• [Data listing]:

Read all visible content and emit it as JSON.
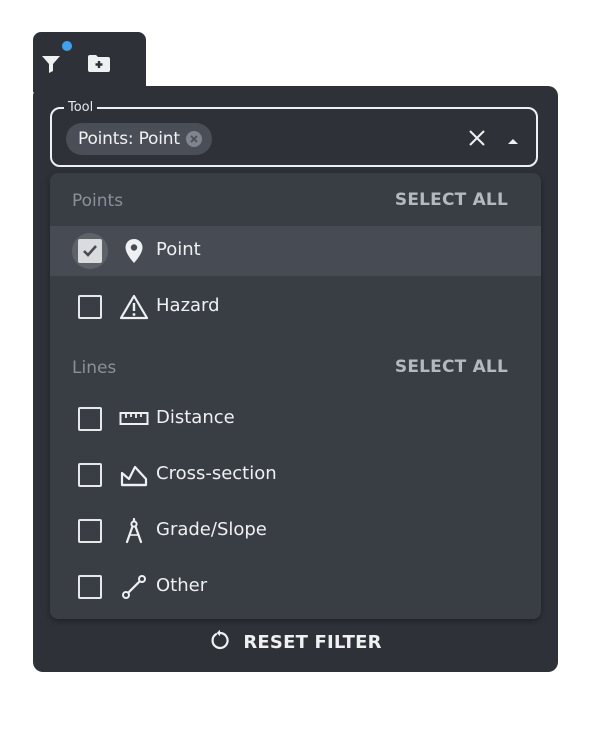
{
  "toolbar": {
    "filter_icon": "filter-icon",
    "new_folder_icon": "folder-plus-icon",
    "active_indicator_color": "#3ea2f0"
  },
  "field": {
    "legend": "Tool",
    "chip_label": "Points: Point",
    "clear_icon": "close-icon",
    "toggle_icon": "caret-up-icon"
  },
  "groups": [
    {
      "title": "Points",
      "select_all_label": "SELECT ALL",
      "options": [
        {
          "label": "Point",
          "icon": "map-pin-icon",
          "checked": true
        },
        {
          "label": "Hazard",
          "icon": "warning-icon",
          "checked": false
        }
      ]
    },
    {
      "title": "Lines",
      "select_all_label": "SELECT ALL",
      "options": [
        {
          "label": "Distance",
          "icon": "ruler-icon",
          "checked": false
        },
        {
          "label": "Cross-section",
          "icon": "cross-section-icon",
          "checked": false
        },
        {
          "label": "Grade/Slope",
          "icon": "compass-icon",
          "checked": false
        },
        {
          "label": "Other",
          "icon": "line-segment-icon",
          "checked": false
        }
      ]
    }
  ],
  "reset": {
    "label": "RESET FILTER",
    "icon": "reset-icon"
  },
  "colors": {
    "panel": "#2e3238",
    "dropdown": "#393e45",
    "selected_row": "#474c54"
  }
}
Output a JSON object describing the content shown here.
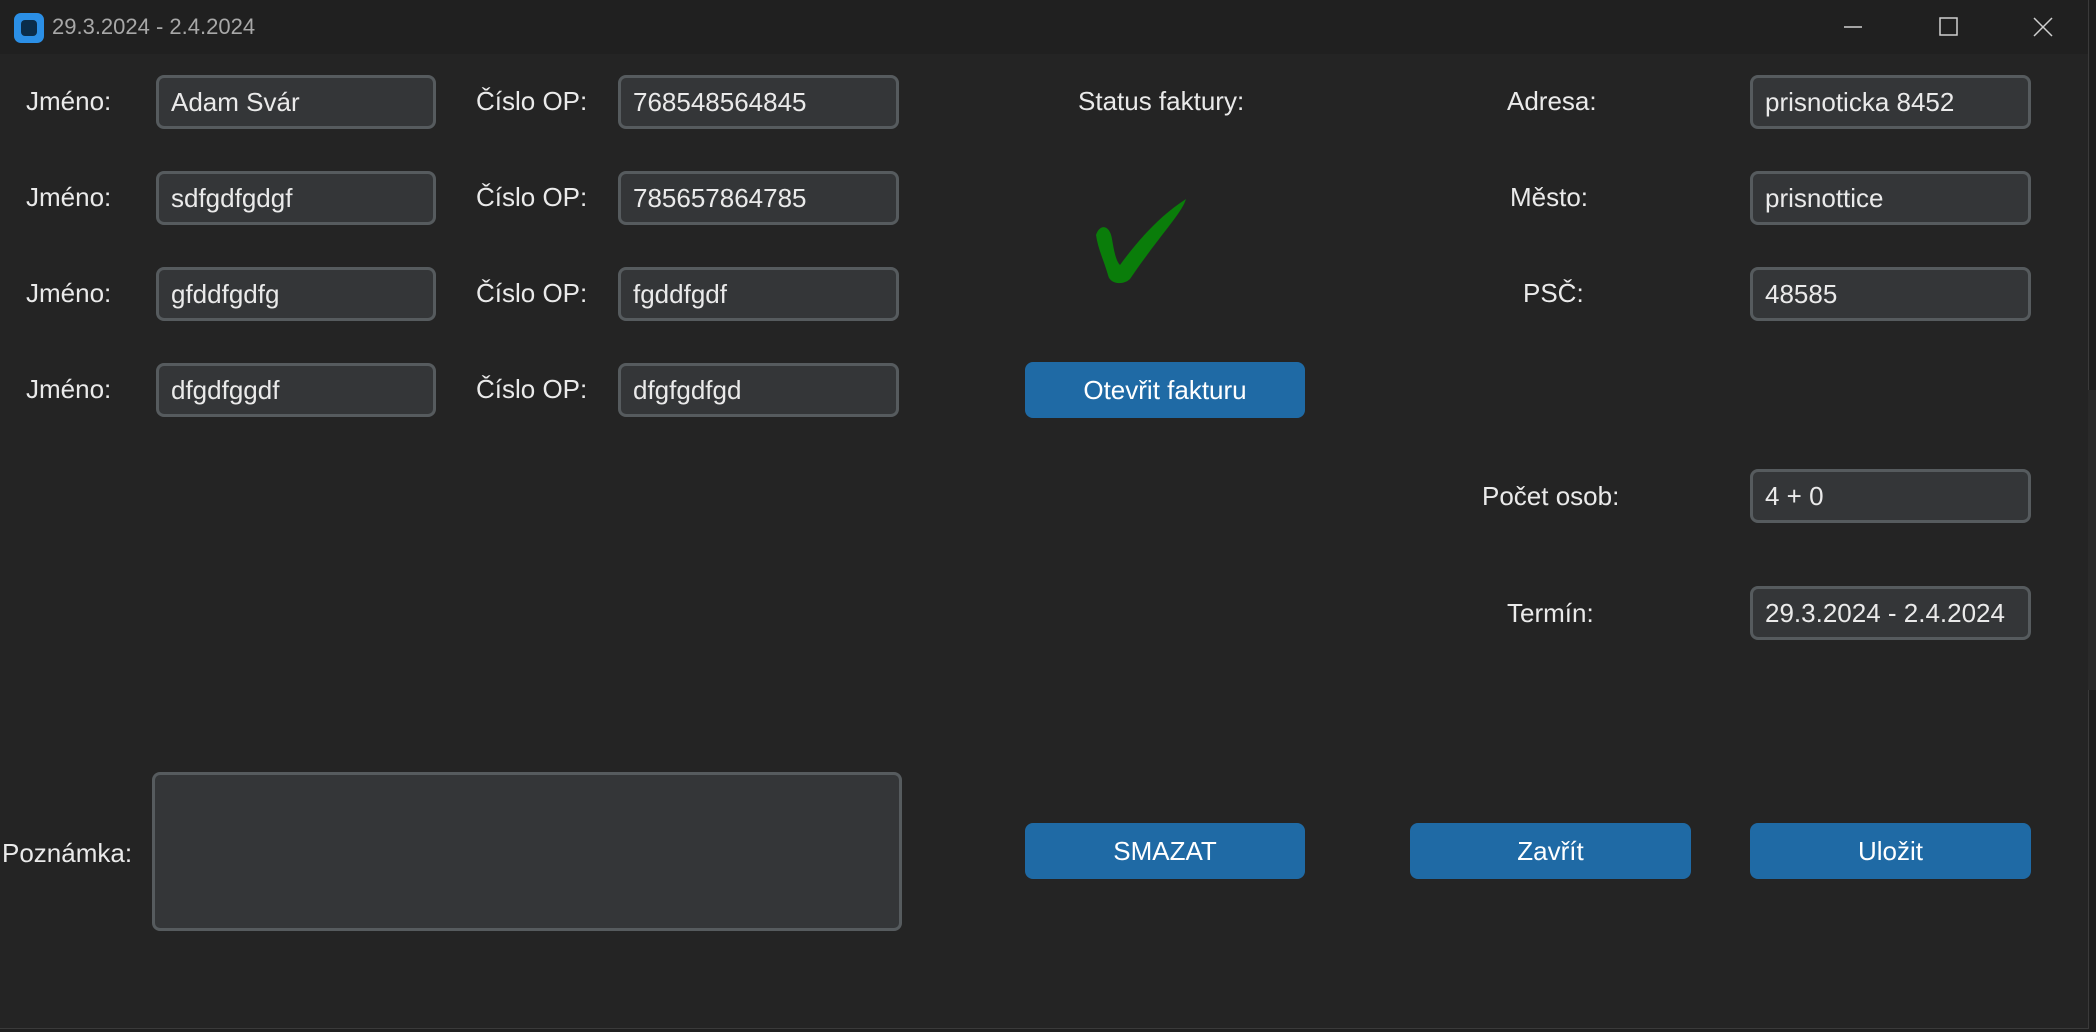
{
  "window": {
    "title": "29.3.2024  -  2.4.2024",
    "controls": {
      "minimize": "minimize-icon",
      "maximize": "maximize-icon",
      "close": "close-icon"
    }
  },
  "labels": {
    "name": "Jméno:",
    "id_number": "Číslo OP:",
    "invoice_status": "Status faktury:",
    "address": "Adresa:",
    "city": "Město:",
    "zip": "PSČ:",
    "person_count": "Počet osob:",
    "term": "Termín:",
    "note": "Poznámka:"
  },
  "guests": [
    {
      "name": "Adam Svár",
      "id": "768548564845"
    },
    {
      "name": "sdfgdfgdgf",
      "id": "785657864785"
    },
    {
      "name": "gfddfgdfg",
      "id": "fgddfgdf"
    },
    {
      "name": "dfgdfggdf",
      "id": "dfgfgdfgd"
    }
  ],
  "address": "prisnoticka 8452",
  "city": "prisnottice",
  "zip": "48585",
  "person_count": "4 + 0",
  "term": "29.3.2024 - 2.4.2024",
  "note": "",
  "status_icon": "checkmark-icon",
  "status_color": "#0a7d0a",
  "buttons": {
    "open_invoice": "Otevřit fakturu",
    "delete": "SMAZAT",
    "close": "Zavřít",
    "save": "Uložit"
  },
  "colors": {
    "accent": "#1f6aa5",
    "background": "#242424",
    "field": "#343638"
  }
}
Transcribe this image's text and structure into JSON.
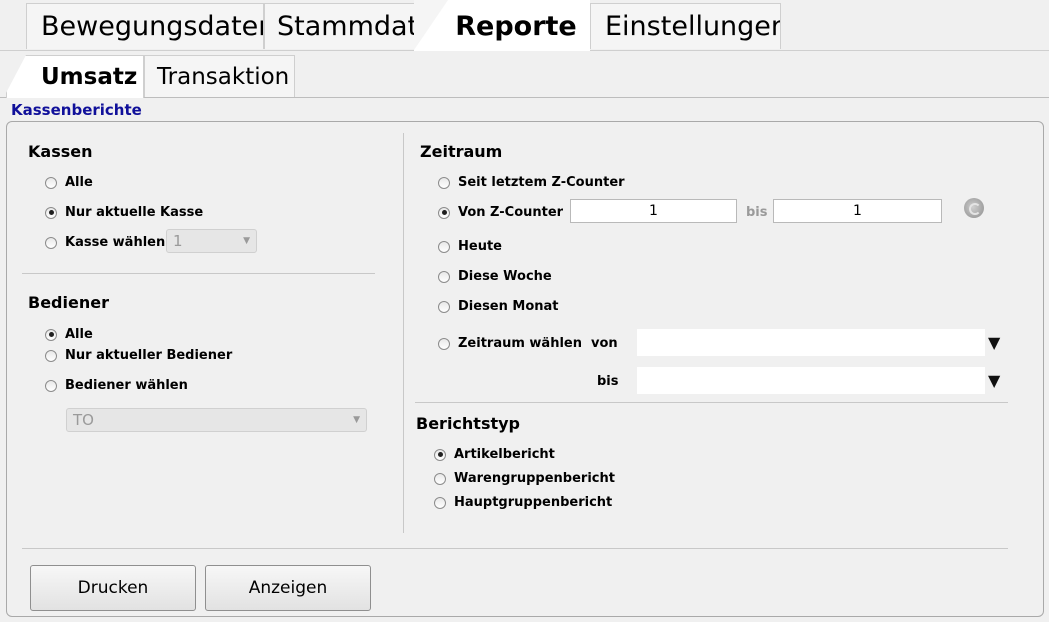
{
  "tabs_main": [
    {
      "label": "Bewegungsdaten"
    },
    {
      "label": "Stammdaten"
    },
    {
      "label": "Reporte",
      "active": true
    },
    {
      "label": "Einstellungen"
    }
  ],
  "tabs_sub": [
    {
      "label": "Umsatz",
      "active": true
    },
    {
      "label": "Transaktion"
    }
  ],
  "section_title": "Kassenberichte",
  "kassen": {
    "header": "Kassen",
    "options": [
      "Alle",
      "Nur aktuelle Kasse",
      "Kasse wählen"
    ],
    "selected_index": 1,
    "combo_value": "1"
  },
  "bediener": {
    "header": "Bediener",
    "options": [
      "Alle",
      "Nur aktueller Bediener",
      "Bediener wählen"
    ],
    "selected_index": 0,
    "combo_value": "TO"
  },
  "zeitraum": {
    "header": "Zeitraum",
    "options": [
      "Seit letztem Z-Counter",
      "Von Z-Counter",
      "Heute",
      "Diese Woche",
      "Diesen Monat",
      "Zeitraum wählen"
    ],
    "selected_index": 1,
    "z_from": "1",
    "z_bis_label": "bis",
    "z_to": "1",
    "von_label": "von",
    "bis_label": "bis",
    "von_value": "",
    "bis_value": ""
  },
  "berichtstyp": {
    "header": "Berichtstyp",
    "options": [
      "Artikelbericht",
      "Warengruppenbericht",
      "Hauptgruppenbericht"
    ],
    "selected_index": 0
  },
  "buttons": {
    "print": "Drucken",
    "show": "Anzeigen"
  }
}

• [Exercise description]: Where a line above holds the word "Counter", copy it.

• [Reply]:
      "Seit letztem Z-Counter",
      "Von Z-Counter",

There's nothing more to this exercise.